Why did I chose to build my site using Jekyll? I asked myself that question about 2 months back and I decided to switch from using Jekyll to Wordpress. Not a choice I am proud of… or a choice I would suggest for anyone else. Wordpress has it’s place and many people really like it, but it does not fit into my personal setup or workflow.
The main reasons I chose Jekyll :
- statically generated content
- no database to worry about (connectivity, backup, etc.)
- minimal maintenance
- github (enough said)
- free (or at least it can be. I have too many private repos, so mine is $7/month)
- I am sure I will think a couple more… I will include those in the following text.
I am not going to walk you through how I setup the site. I am going to walk you through my daily process of using Jekyll/Github in order to capture my thoughts and ideas in blog format. If you are a frequent visitor to my site, you will notice I like to keep the content fresh and always changing. I try not to drastically change the look and feel. I am always frustrated when I am used to seeing something a certain way and someone continually changes the appearance.
I chose Jekyll, mainly because it is associated with Github, which I am already using on a daily cadence. As a developer type (or at least that is what I like to be considered, I am sure others will laugh at my statement) I like the idea of maintaining my content and site appearance as version controlled text.

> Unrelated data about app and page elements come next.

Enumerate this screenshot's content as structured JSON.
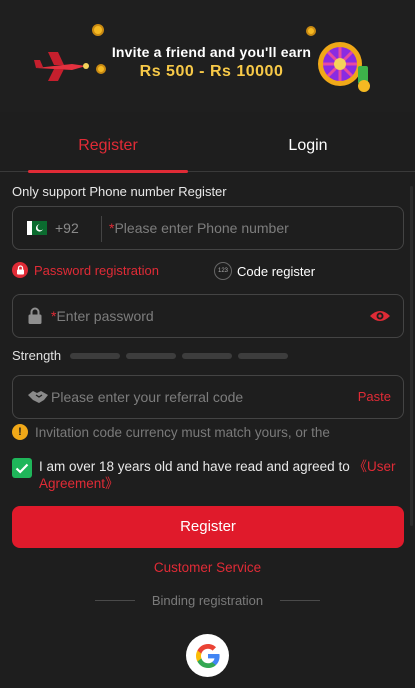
{
  "banner": {
    "line1": "Invite a friend and you'll earn",
    "line2": "Rs 500 - Rs 10000"
  },
  "tabs": [
    {
      "label": "Register",
      "active": true
    },
    {
      "label": "Login",
      "active": false
    }
  ],
  "form": {
    "note": "Only support Phone number Register",
    "phone": {
      "prefix": "+92",
      "required_mark": "*",
      "placeholder": "Please enter Phone number"
    },
    "modes": {
      "password": "Password registration",
      "code": "Code register",
      "code_badge": "123"
    },
    "password": {
      "required_mark": "*",
      "placeholder": "Enter password"
    },
    "strength_label": "Strength",
    "strength_level": 0,
    "referral": {
      "placeholder": "Please enter your referral code",
      "paste": "Paste"
    },
    "warning": "Invitation code currency must match yours, or the",
    "agree": {
      "text": "I am over 18 years old and have read and agreed to ",
      "link": "《User Agreement》",
      "checked": true
    },
    "submit": "Register"
  },
  "customer_service": "Customer Service",
  "binding": "Binding registration",
  "colors": {
    "accent": "#e02b36",
    "background": "#1e1e1e",
    "check": "#1fb65a",
    "gold": "#f7c948"
  }
}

I am using Jekyll as the platform to generate my static website. The key aspect is the ability to create new versions without the fear of losing data and the ability to revert to previous versions very easily.
Ok… here is my daily process for writing new content.
Write the Post
The writing of a new post is simultaneously the easiest and hardest part of this process. The easy part, creating a new post, adding front-matter and committing. The hard part, coming up with quality content. I will assume you can handle the quality content part of the blogging process.
I attempt to keep the same front-matter attributes for each post. The values of each attribute are very possibly different, but the attributes remain the same.
- layout : almost always ‘single’
- title : you should always have one of these
- excerpt : I like to include a short description… it shows in certain places on the site
- tags : I try to keep the list short, but I like tags in order to group posts/pages
- comments : true
- published : true
- header: teaser: an image file located within the /images folder
I always test everything locally before pushing content to Github. Use the following line to start the Jekyll server.
bundle exec jekyll serve --config _config.yml,_config.dev.yml --verbose --trace
- –config CONFIG_FILE[,CONFIG_FILE2,…] –config can accept a comma separated list of config files. Each subsequent configuration file will override any previous configuration files. In my case, the ‘dev’ config file is second in the list and therefore will override the main config. This allows me to override values like ‘host’ while testing locally.
- -V, –verbose Print verbose output.
- -t, –trace Show the full backtrace when an error occurs
After starting the server, you should see output resembling the following image.
Push to a Branch
I always start each post writing process with the creation of a new branch within Git. I use this process while writing code and it just feels natural to me. I like the ability to maintain multiple branches simultaneously and the ability to push in the order that presents itself. Not every post is created at the same pace as others. I could use the front-matter attribute, ‘published’, but I prefer to keep work in branches instead.
Merge PR when ready to release
When a post is ready and the new content has been pushed to the remote of the repository, I can easily merge a given PR into the ‘master’ branch. The process of merging the branch into the ‘master’ makes the content immediately available for general consumption.